Inthi’s archpriest, however, is unimpressed. They wave a hand dismissively and say, “Your concerns are unwarranted.”
The priestess’s cheeks redden. From the rage that emanates from her mind, Inthi can tell reason has failed and now she is about to start cursing. Inthi walks up behind her and rests a reassuring hand on the prophet-priestess’s shoulder. “It’s all right,” they say. “I will handle it.”
Eran’s priestess looks at Inthi with wide, disbelieving eyes. She takes a step back, too dumbfounded to speak. Inthi’s own archpriest has not recognized them, but she has. With more effort, they can disguise themselves completely, but Inthi is not inclined to do so today.
“I appreciate your efforts,” they add. Only rarely do Eran’s priests take an active role in events. Most adhere to the philosophy that attempting to alter the future is pointless at best and disastrous at worst. This priestess must have decided that no outcome is worse than what she’s already seen in her dreams. “Excuse me.”
Inthi walks past the bemused archpriest and enters the temple. Inside is warm from the heat of dozens of forges, and every stone is steeped in magic. Countless prayers have been uttered within these walls. Generations of priests and artisans have labored here. Even if the temple was disassembled and all the stones cast into the sea, it would take centuries for the magic to dissipate from the air.
After taking a few moments to admire the new bronze statues decorating the temple’s anteroom, Inthi takes a side door into a hallway. All around them, mortal minds buzz with ideas; mortal hands wrest iron and copper into new shapes. It is still early, but most of them have been awake for hours. Some have not slept at all.
Inthi could have manifested directly at the source of the problem, but there is time enough to enjoy being in the temple. They pass a few priests in orange robes, but most of the mortals are dressed practically, with heavy leather gloves and large aprons. Some carry boxes, or tools, or push carts filled with scrap metal to be melted down and turned into something useful. Inthi brushes each mind as they pass, appreciating every mortal’s unique focus.
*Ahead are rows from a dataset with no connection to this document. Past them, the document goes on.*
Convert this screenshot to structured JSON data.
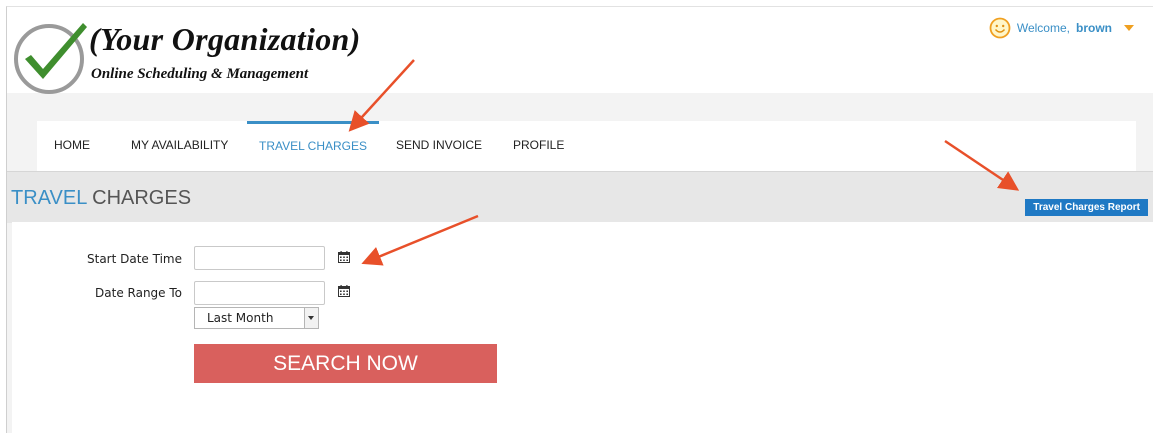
{
  "header": {
    "org_name": "(Your Organization)",
    "org_subtitle": "Online Scheduling & Management",
    "logo_icon": "checkmark-logo-icon",
    "welcome_prefix": "Welcome,",
    "username": "brown",
    "user_icon": "smiley-face-icon",
    "menu_icon": "caret-down-icon"
  },
  "nav": {
    "items": [
      {
        "label": "HOME"
      },
      {
        "label": "MY AVAILABILITY"
      },
      {
        "label": "TRAVEL CHARGES",
        "active": true
      },
      {
        "label": "SEND INVOICE"
      },
      {
        "label": "PROFILE"
      }
    ]
  },
  "page": {
    "title_accent": "TRAVEL",
    "title_rest": " CHARGES",
    "report_button": "Travel Charges Report"
  },
  "form": {
    "start_label": "Start Date Time",
    "start_value": "",
    "range_label": "Date Range To",
    "range_value": "",
    "calendar_icon": "calendar-icon",
    "period_selected": "Last Month",
    "search_button": "SEARCH NOW"
  },
  "colors": {
    "accent_blue": "#3a8fc6",
    "report_button_bg": "#1f79c4",
    "search_button_bg": "#d9605d",
    "annotation_arrow": "#e8502a",
    "logo_green": "#3f8e2e"
  }
}
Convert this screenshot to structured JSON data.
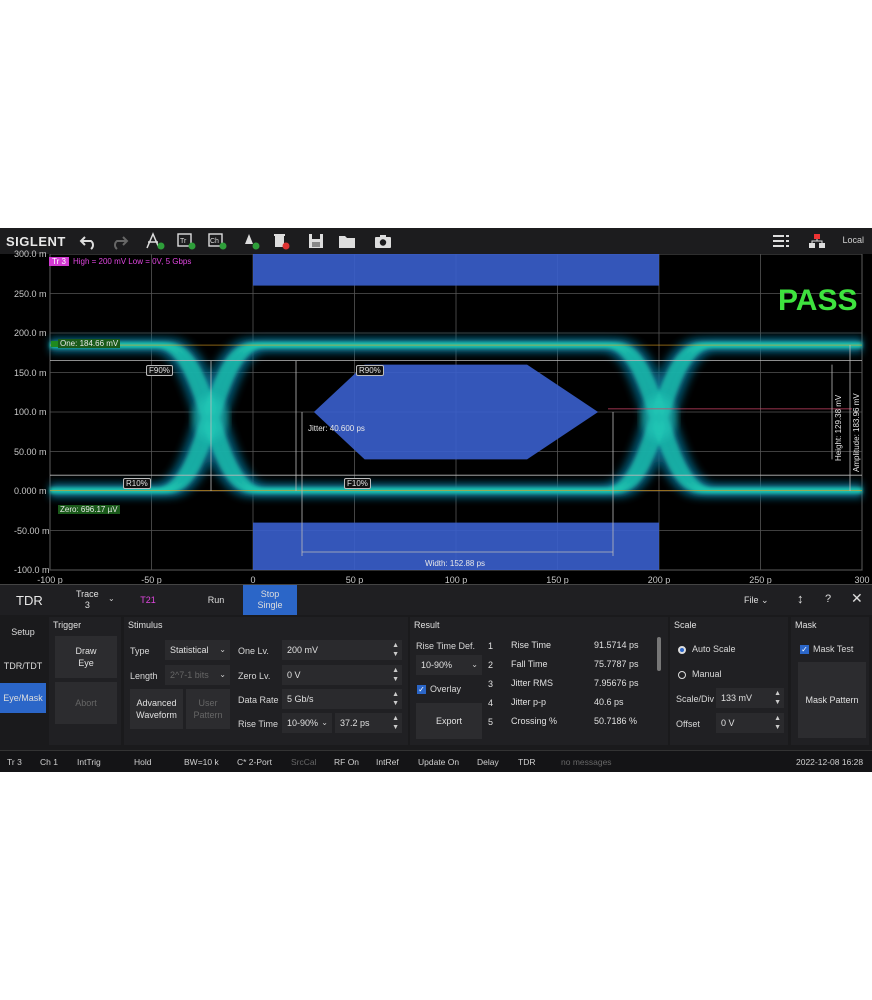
{
  "toolbar": {
    "brand": "SIGLENT",
    "local": "Local",
    "icons": [
      "undo-icon",
      "redo-icon",
      "add-trace-icon",
      "add-tr-icon",
      "add-ch-icon",
      "add-marker-icon",
      "delete-icon",
      "save-icon",
      "open-folder-icon",
      "camera-icon",
      "list-icon",
      "network-icon"
    ]
  },
  "plot": {
    "trace_tag": "Tr 3",
    "trace_info": "High = 200 mV  Low = 0V,  5 Gbps",
    "pass_text": "PASS",
    "one_level": "One: 184.66 mV",
    "zero_level": "Zero: 696.17 µV",
    "f90": "F90%",
    "r90": "R90%",
    "r10": "R10%",
    "f10": "F10%",
    "jitter": "Jitter: 40.600 ps",
    "width": "Width: 152.88 ps",
    "height": "Height: 129.38 mV",
    "amplitude": "Amplitude: 183.96 mV"
  },
  "chart_data": {
    "type": "eye-diagram",
    "y_ticks": [
      "300.0 m",
      "250.0 m",
      "200.0 m",
      "150.0 m",
      "100.0 m",
      "50.00 m",
      "0.000 m",
      "-50.00 m",
      "-100.0 m"
    ],
    "x_ticks": [
      "-100 p",
      "-50 p",
      "0",
      "50 p",
      "100 p",
      "150 p",
      "200 p",
      "250 p",
      "300 p"
    ],
    "xlim": [
      -100,
      300
    ],
    "ylim": [
      -100,
      300
    ],
    "x_unit": "ps",
    "y_unit": "mV",
    "one_level_mv": 184.66,
    "zero_level_mv": 0.696,
    "mask": {
      "top_bar": {
        "x": [
          0,
          200
        ],
        "y": [
          260,
          300
        ]
      },
      "bottom_bar": {
        "x": [
          0,
          200
        ],
        "y": [
          -100,
          -40
        ]
      },
      "hexagon": [
        [
          30,
          100
        ],
        [
          55,
          160
        ],
        [
          135,
          160
        ],
        [
          170,
          100
        ],
        [
          135,
          40
        ],
        [
          55,
          40
        ]
      ]
    },
    "eye_crossings_ps": [
      -21,
      200
    ]
  },
  "panel": {
    "title": "TDR",
    "trace_label": "Trace",
    "trace_value": "3",
    "t21": "T21",
    "run": "Run",
    "stop_single_1": "Stop",
    "stop_single_2": "Single",
    "file": "File",
    "side_tabs": [
      "Setup",
      "TDR/TDT",
      "Eye/Mask"
    ],
    "trigger": {
      "title": "Trigger",
      "draw_eye_1": "Draw",
      "draw_eye_2": "Eye",
      "abort": "Abort"
    },
    "stimulus": {
      "title": "Stimulus",
      "type_label": "Type",
      "type_value": "Statistical",
      "length_label": "Length",
      "length_value": "2^7-1 bits",
      "adv_1": "Advanced",
      "adv_2": "Waveform",
      "user_1": "User",
      "user_2": "Pattern",
      "one_lv_label": "One Lv.",
      "one_lv_value": "200 mV",
      "zero_lv_label": "Zero Lv.",
      "zero_lv_value": "0 V",
      "data_rate_label": "Data Rate",
      "data_rate_value": "5 Gb/s",
      "rise_time_label": "Rise Time",
      "rise_time_def": "10-90%",
      "rise_time_value": "37.2 ps"
    },
    "result": {
      "title": "Result",
      "rise_def_label": "Rise Time Def.",
      "rise_def_value": "10-90%",
      "overlay": "Overlay",
      "export": "Export",
      "rows": [
        {
          "num": "1",
          "name": "Rise Time",
          "value": "91.5714 ps"
        },
        {
          "num": "2",
          "name": "Fall Time",
          "value": "75.7787 ps"
        },
        {
          "num": "3",
          "name": "Jitter RMS",
          "value": "7.95676 ps"
        },
        {
          "num": "4",
          "name": "Jitter p-p",
          "value": "40.6 ps"
        },
        {
          "num": "5",
          "name": "Crossing %",
          "value": "50.7186 %"
        }
      ]
    },
    "scale": {
      "title": "Scale",
      "auto": "Auto Scale",
      "manual": "Manual",
      "scale_div_label": "Scale/Div",
      "scale_div_value": "133 mV",
      "offset_label": "Offset",
      "offset_value": "0 V"
    },
    "mask": {
      "title": "Mask",
      "mask_test": "Mask Test",
      "mask_pattern": "Mask Pattern"
    }
  },
  "status": {
    "items": [
      "Tr 3",
      "Ch 1",
      "IntTrig",
      "Hold",
      "BW=10 k",
      "C* 2-Port",
      "SrcCal",
      "RF On",
      "IntRef",
      "Update On",
      "Delay",
      "TDR",
      "no messages"
    ],
    "datetime": "2022-12-08 16:28"
  },
  "colors": {
    "accent": "#2b66c8",
    "pass": "#3ee23e",
    "mask": "#3a5fcd",
    "trace_tag": "#d23ad2"
  }
}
Effie is definitely a human being with all her own skin, and not a robot. She writes science fiction and fantasy novels and lives with her cat in the greater Philadelphia area.